This film has a highly debatable First Plot Point (the link here is different than the one above), in terms of what story beat represents it, and where it falls. In my deconstruction I suggested that the FPP was when Dr. Banks prescribes Albixa to Emily (the anti-depressant drug that becomes the McGuffin of this story), thus lighting the fuse on the whole caper. He’s been manipulated into doing so, and thus it represents the transition from setup to response.
Debate potentially enters the conversation, though, when you look at what I have already labeled as the first Pinch Point — when Emily stabs her husband to death. Clearly this is the more dramatic story beat, certainly one that changes the story for the hero (Banks) in a more visible and actionable way than does the Ablixa prescription moment (my FPP nomination) described above.
Compounding this potential confusion is the location of this murderous moment within the story. The optimal position of the First Pinch Point is the 3/8ths mark (37.5 percent in, squarely in the middle of Part 2). In “Side Effects,” it happens at the 33rd percentile point.
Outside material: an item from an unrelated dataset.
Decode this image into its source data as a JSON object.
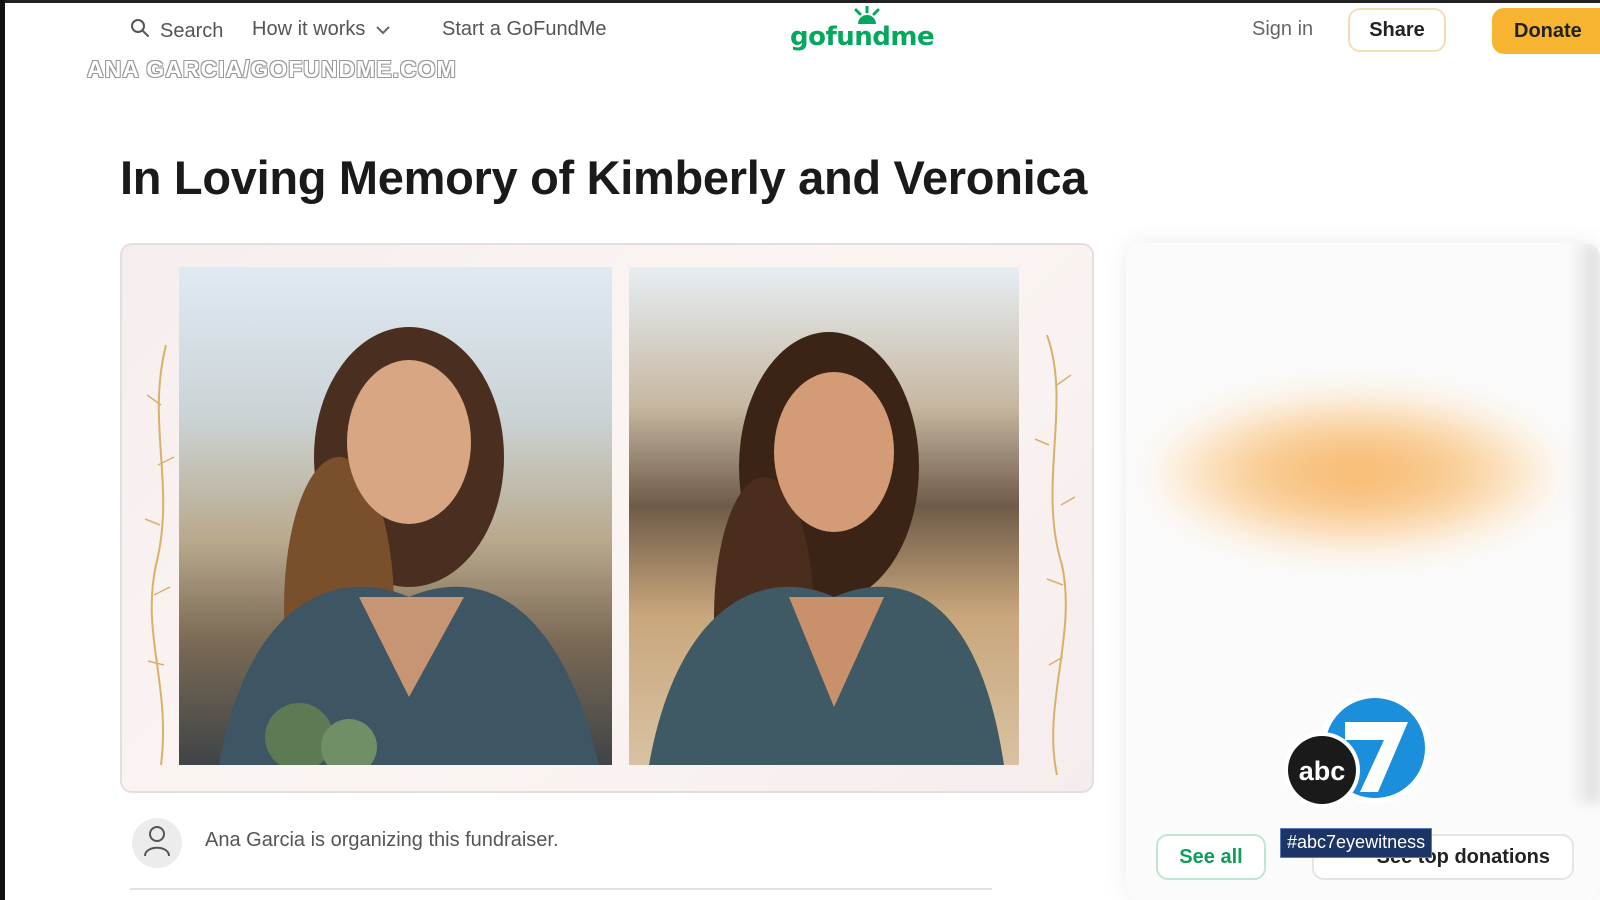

Which is early. In this case, perhaps confusingly so.
Which poses the question… is the husband’s murder an early Pinch Point, or a late FPP?
Could be either, and by either standard, since it actually does fit the definition of both milestones.
If the murder is the FPP, then the earlier prescription of Ablixa (which also fits within the classic definition for the FPP) becomes another (the third) Inciting Incident. Given that (per definition) the “quest” launched by the FPP is that of the hero, and that the earlier (by about ten minutes) Alibxa prescription moment doesn’t visibly begin the hero’s quest in terms of his own awareness (in fact, we don’t even realize that was a potential FPP until later)… gray is cast on which point it was.
Certainly, the husband’s murder fills the FPP bill (as well as the Pinch Point criteria), other than its location (it’s quite late for an FPP, even in a film; a book FPP target is optimally at 20 percent, in a film it’s 25%). It visibly launches Banks’ problem and the quest that springs from it (classic FPP criteria), it is defined by the conflict it injects into the story (ditto), and it clearly separates a Part 1 setup context from a Part 2 response context.
Just as clearly, in this story, it does everything a Pinch Point is designed to do.
It can’t be both. A story needs both… and they are always separate story beats.
So which is it? What’s the point of this discussion?
My answer: it doesn’t matter.
Until Scott Z. Burns weighs in on this, we’ll never really know what he intended in this regard.
Which is my point: we may not ever really know, the audience won’t care from a technical point of view… but THE WRITER MUST KNOW.
The writer needs to be clear on this. Because success — the optimizing of story physics — depends on a clear contextual shift from Part 1 (setup) and Part 2 (response), with the FPP — like a 21st birthday separating adolescence from adulthood — being that story-changing milestone.
We can be sure Scott Z. Burns was clear… even if we’re not. Even if he gave us a handful of killer Inciting Incidents that may or may not muddy the water in this story. The muddiness is by design… it is the narrative strategy (one of the six key realms of story physics) of this film.
And that is the other tasty morsel of learning here.
As writers we have options. We always have the latitude, freedom and creative leeway to do it however we want.
Up to and including self destruction, if we don’t understand these structural/contextual principles and apply them purposefully and strategically.
Need more basics? Use the SEARCH FUNCTION to the right, enter “First Plot Point” to link to over 100 posts that cover this and related topics (including those linked within this post). The further back into the archive you go, the more basic and introductory these discussions will be.
Or you could just buy my book, “Story Engineering,” which covers story structure in depth, as well as the other five of the Six Core Competencies of storytelling.